BEGIN Given information

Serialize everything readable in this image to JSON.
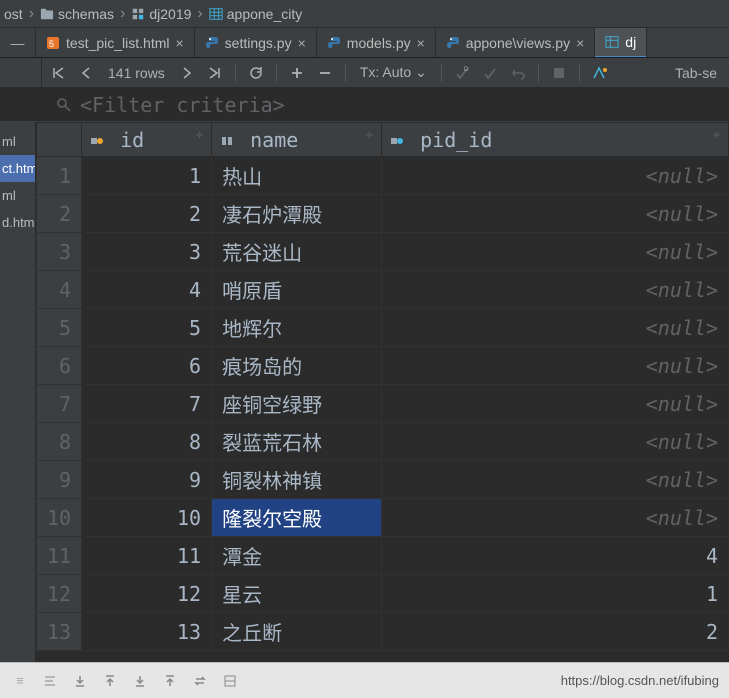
{
  "breadcrumb": {
    "items": [
      {
        "label": "ost"
      },
      {
        "label": "schemas"
      },
      {
        "label": "dj2019"
      },
      {
        "label": "appone_city"
      }
    ]
  },
  "tabs": [
    {
      "label": "test_pic_list.html",
      "icon": "html",
      "active": false
    },
    {
      "label": "settings.py",
      "icon": "python",
      "active": false
    },
    {
      "label": "models.py",
      "icon": "python",
      "active": false
    },
    {
      "label": "appone\\views.py",
      "icon": "python",
      "active": false
    },
    {
      "label": "dj",
      "icon": "table",
      "active": true
    }
  ],
  "toolbar": {
    "rows_label": "141 rows",
    "tx_label": "Tx: Auto",
    "tab_label": "Tab-se"
  },
  "filter": {
    "placeholder": "<Filter criteria>"
  },
  "sidebar": {
    "items": [
      {
        "label": "ml",
        "selected": false
      },
      {
        "label": "ct.htm",
        "selected": true
      },
      {
        "label": "ml",
        "selected": false
      },
      {
        "label": "d.html",
        "selected": false
      }
    ]
  },
  "table": {
    "columns": [
      {
        "key": "id",
        "label": "id"
      },
      {
        "key": "name",
        "label": "name"
      },
      {
        "key": "pid_id",
        "label": "pid_id"
      }
    ],
    "rows": [
      {
        "n": "1",
        "id": "1",
        "name": "热山",
        "pid": "<null>",
        "null": true
      },
      {
        "n": "2",
        "id": "2",
        "name": "凄石炉潭殿",
        "pid": "<null>",
        "null": true
      },
      {
        "n": "3",
        "id": "3",
        "name": "荒谷迷山",
        "pid": "<null>",
        "null": true
      },
      {
        "n": "4",
        "id": "4",
        "name": "哨原盾",
        "pid": "<null>",
        "null": true
      },
      {
        "n": "5",
        "id": "5",
        "name": "地辉尔",
        "pid": "<null>",
        "null": true
      },
      {
        "n": "6",
        "id": "6",
        "name": "痕场岛的",
        "pid": "<null>",
        "null": true
      },
      {
        "n": "7",
        "id": "7",
        "name": "座铜空绿野",
        "pid": "<null>",
        "null": true
      },
      {
        "n": "8",
        "id": "8",
        "name": "裂蓝荒石林",
        "pid": "<null>",
        "null": true
      },
      {
        "n": "9",
        "id": "9",
        "name": "铜裂林神镇",
        "pid": "<null>",
        "null": true
      },
      {
        "n": "10",
        "id": "10",
        "name": "隆裂尔空殿",
        "pid": "<null>",
        "null": true,
        "selected": true
      },
      {
        "n": "11",
        "id": "11",
        "name": "潭金",
        "pid": "4",
        "null": false
      },
      {
        "n": "12",
        "id": "12",
        "name": "星云",
        "pid": "1",
        "null": false
      },
      {
        "n": "13",
        "id": "13",
        "name": "之丘断",
        "pid": "2",
        "null": false
      }
    ]
  },
  "status": {
    "watermark": "https://blog.csdn.net/ifubing"
  }
}
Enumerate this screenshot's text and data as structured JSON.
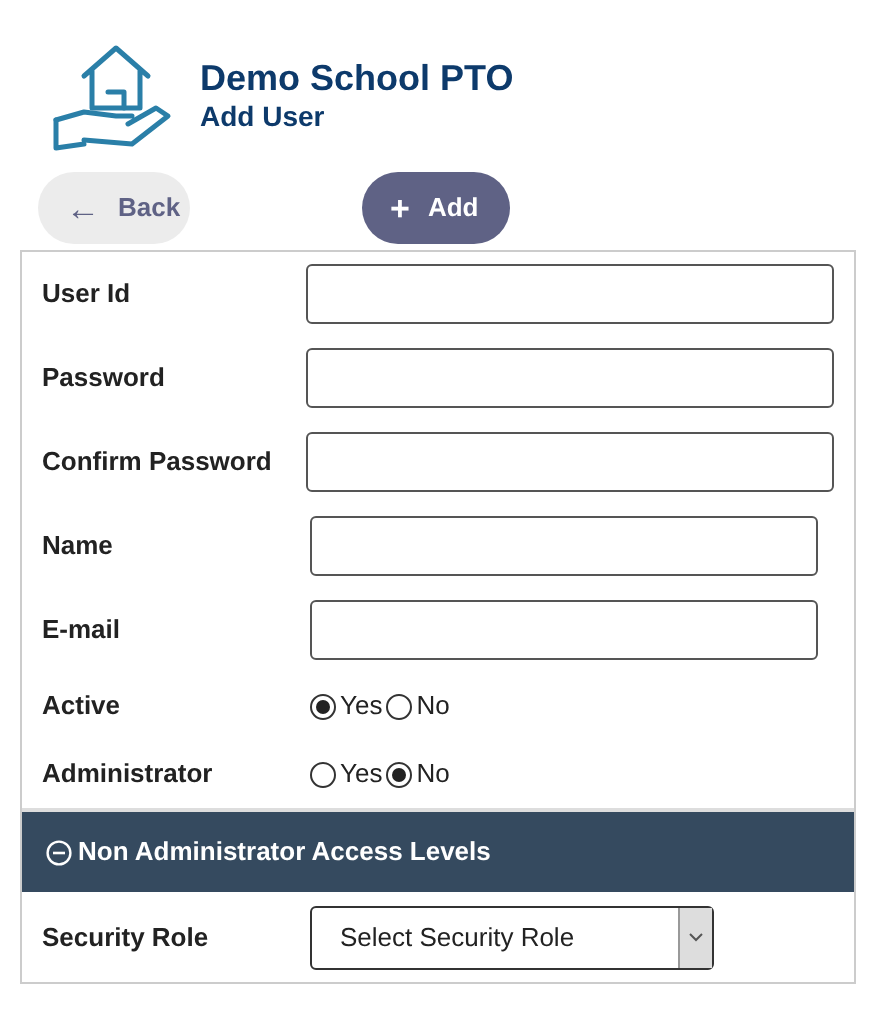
{
  "header": {
    "title": "Demo School PTO",
    "subtitle": "Add User"
  },
  "buttons": [
    {
      "kind": "back",
      "label": "Back",
      "icon": "←"
    },
    {
      "kind": "add",
      "label": "Add",
      "icon": "+"
    }
  ],
  "fields": [
    {
      "kind": "text",
      "label": "User Id"
    },
    {
      "kind": "text",
      "label": "Password"
    },
    {
      "kind": "text",
      "label": "Confirm Password"
    },
    {
      "kind": "text",
      "label": "Name"
    },
    {
      "kind": "text",
      "label": "E-mail"
    },
    {
      "kind": "radio",
      "label": "Active",
      "options": [
        {
          "label": "Yes",
          "selected": true
        },
        {
          "label": "No",
          "selected": false
        }
      ]
    },
    {
      "kind": "radio",
      "label": "Administrator",
      "options": [
        {
          "label": "Yes",
          "selected": false
        },
        {
          "label": "No",
          "selected": true
        }
      ]
    }
  ],
  "section": {
    "title": "Non Administrator Access Levels",
    "expanded": true,
    "fields": [
      {
        "kind": "select",
        "label": "Security Role",
        "value": "Select Security Role"
      }
    ]
  }
}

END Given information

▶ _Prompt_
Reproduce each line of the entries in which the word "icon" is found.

▶ _Your response_
      "icon": "html",
      "icon": "python",
      "icon": "python",
      "icon": "python",
      "icon": "table",
      "icon": "←"
      "icon": "+"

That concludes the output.